[ee122] What constitutes a "spurious token"?

Daniel Killebrew dank at eecs.berkeley.edu
Mon Sep 24 13:53:14 PDT 2007

Richard Schmidt wrote:
> The specs say that the version numbers for HTTP can be more than one 
> digit long, and the space between the CRLF can be zero or greater, so 
> I don't know when a character stops being attached to the version 
> number and becomes a 'spurious token'.
A character stops 'being attached' to the HTTP Version token once it not 
longer matches what constitutes an HTTP Version token, as specified by 
the BNF grammar. That sentence may seem obvious, but it is the answer to 
your question. Continue reading below for further explanation.
> I suppose that you mean it's "floating" as in seperated from the 
> version number by at least one whitespace character.
> so:
> GET /index.html HTTP/1.0aCRLF --> Invalid Version Number error
> but:
> GET /index.html HTTP/1.0 aCRLF --> Spurious Token error
> ____
> HTTP-Version = "HTTP" "/" +DIGIT "." +DIGIT
> Request-Line = Method +Space Request-URI +Space HTTP-Version *Space CRLF
> Spurious text appearing between the version token and the end of the 
> line. --> ERROR -- Spurious token before CRLF.
> ____
> So I guess for something to be a token, it must be seperated by 
> whitspace from another 'token'.
Not exactly.
> Rick
Something continues to be part of HTTP-Version as long as it matches the 
BNF grammar.

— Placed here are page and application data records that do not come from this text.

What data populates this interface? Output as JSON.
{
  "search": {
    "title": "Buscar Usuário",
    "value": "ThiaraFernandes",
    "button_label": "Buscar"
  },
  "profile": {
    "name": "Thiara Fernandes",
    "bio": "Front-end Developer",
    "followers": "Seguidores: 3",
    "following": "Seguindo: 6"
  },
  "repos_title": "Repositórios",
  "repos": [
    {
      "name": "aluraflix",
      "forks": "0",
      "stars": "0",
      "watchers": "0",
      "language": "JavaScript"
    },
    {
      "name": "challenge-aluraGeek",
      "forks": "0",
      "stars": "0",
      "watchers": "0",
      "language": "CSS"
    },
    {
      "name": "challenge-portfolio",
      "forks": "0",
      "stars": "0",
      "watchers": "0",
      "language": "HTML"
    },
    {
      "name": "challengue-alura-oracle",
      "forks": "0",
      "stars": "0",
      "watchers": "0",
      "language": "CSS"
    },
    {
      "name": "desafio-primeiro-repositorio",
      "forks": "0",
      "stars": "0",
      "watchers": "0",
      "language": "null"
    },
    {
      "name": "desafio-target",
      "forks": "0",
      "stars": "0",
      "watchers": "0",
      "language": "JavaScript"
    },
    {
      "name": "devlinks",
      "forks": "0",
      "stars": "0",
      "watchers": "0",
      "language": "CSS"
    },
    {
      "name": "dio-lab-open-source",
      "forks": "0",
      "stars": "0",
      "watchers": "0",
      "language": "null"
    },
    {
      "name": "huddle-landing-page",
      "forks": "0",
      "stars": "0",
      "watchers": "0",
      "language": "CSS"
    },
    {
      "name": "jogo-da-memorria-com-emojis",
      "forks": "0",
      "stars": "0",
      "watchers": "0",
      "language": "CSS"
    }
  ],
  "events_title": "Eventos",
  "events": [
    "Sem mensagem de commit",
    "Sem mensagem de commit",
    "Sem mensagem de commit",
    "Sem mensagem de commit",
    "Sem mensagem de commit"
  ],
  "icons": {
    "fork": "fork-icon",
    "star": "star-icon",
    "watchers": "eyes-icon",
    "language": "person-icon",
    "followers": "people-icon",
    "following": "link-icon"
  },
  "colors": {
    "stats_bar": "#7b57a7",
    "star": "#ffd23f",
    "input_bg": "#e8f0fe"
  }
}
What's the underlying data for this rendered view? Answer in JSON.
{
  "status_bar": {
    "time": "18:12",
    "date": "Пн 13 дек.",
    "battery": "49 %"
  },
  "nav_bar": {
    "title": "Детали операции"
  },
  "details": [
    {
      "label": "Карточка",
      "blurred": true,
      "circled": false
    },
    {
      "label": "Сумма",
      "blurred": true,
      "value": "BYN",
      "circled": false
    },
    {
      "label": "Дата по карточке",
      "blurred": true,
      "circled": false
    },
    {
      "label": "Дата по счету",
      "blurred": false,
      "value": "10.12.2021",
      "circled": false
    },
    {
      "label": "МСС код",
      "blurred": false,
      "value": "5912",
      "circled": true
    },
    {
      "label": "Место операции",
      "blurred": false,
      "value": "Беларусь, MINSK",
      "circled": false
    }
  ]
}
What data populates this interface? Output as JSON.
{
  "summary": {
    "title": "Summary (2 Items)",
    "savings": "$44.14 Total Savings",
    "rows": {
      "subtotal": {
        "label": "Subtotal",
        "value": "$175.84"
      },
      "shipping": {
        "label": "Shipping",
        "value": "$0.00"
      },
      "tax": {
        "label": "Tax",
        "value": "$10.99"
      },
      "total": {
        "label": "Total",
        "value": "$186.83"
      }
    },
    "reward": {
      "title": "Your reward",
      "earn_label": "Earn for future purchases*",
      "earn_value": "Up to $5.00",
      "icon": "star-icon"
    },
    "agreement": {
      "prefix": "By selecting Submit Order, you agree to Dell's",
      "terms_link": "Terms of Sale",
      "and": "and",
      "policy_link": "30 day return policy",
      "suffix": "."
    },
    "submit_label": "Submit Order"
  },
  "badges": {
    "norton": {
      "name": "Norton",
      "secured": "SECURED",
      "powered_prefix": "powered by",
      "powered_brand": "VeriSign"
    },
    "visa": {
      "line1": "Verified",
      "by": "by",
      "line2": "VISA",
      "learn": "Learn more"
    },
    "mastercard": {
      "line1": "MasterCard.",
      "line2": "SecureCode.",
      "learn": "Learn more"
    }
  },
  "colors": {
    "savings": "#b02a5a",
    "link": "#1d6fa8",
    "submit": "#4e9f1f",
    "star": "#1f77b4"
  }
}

For example, let's match against the following string: 
It would match ""HTTP/321441.32132121" and stop matching at the 'a', 
since it is not a digit, and we were matching one or more digits at that 
location. Instead of an 'a' at that location, it could have been a 
space, a CRLF, or anything besides a digit, and that would have caused 
the match to stop.

After you have read in the "HTTP/" <one or more digits> "." you are now 
looking for one or more digits (greedily). So you consume characters 
that are digits, until you encounter something that is not a digit. Once 
you encounter a non-digit, your match of HTTPVersion has come to an end. 
Assuming you did consume at least one digit, the match was successful.

Now the BNF grammar says you may encounter zero or more characters of 
Space class (which I believe include spaces and horizontal tabs), 
followed by CRLF. If you matched HTTP Version, but ran into something 
after it that wasn't in the grammar (before finding CRLF), that's a 
spurious token before your CRLF. So by reading the grammar, you see that 
after a successful match of the HTTP Version token, the only things that 
are allowed before a CRLF is zero or more characters of type Space.


More information about the ee122 mailing list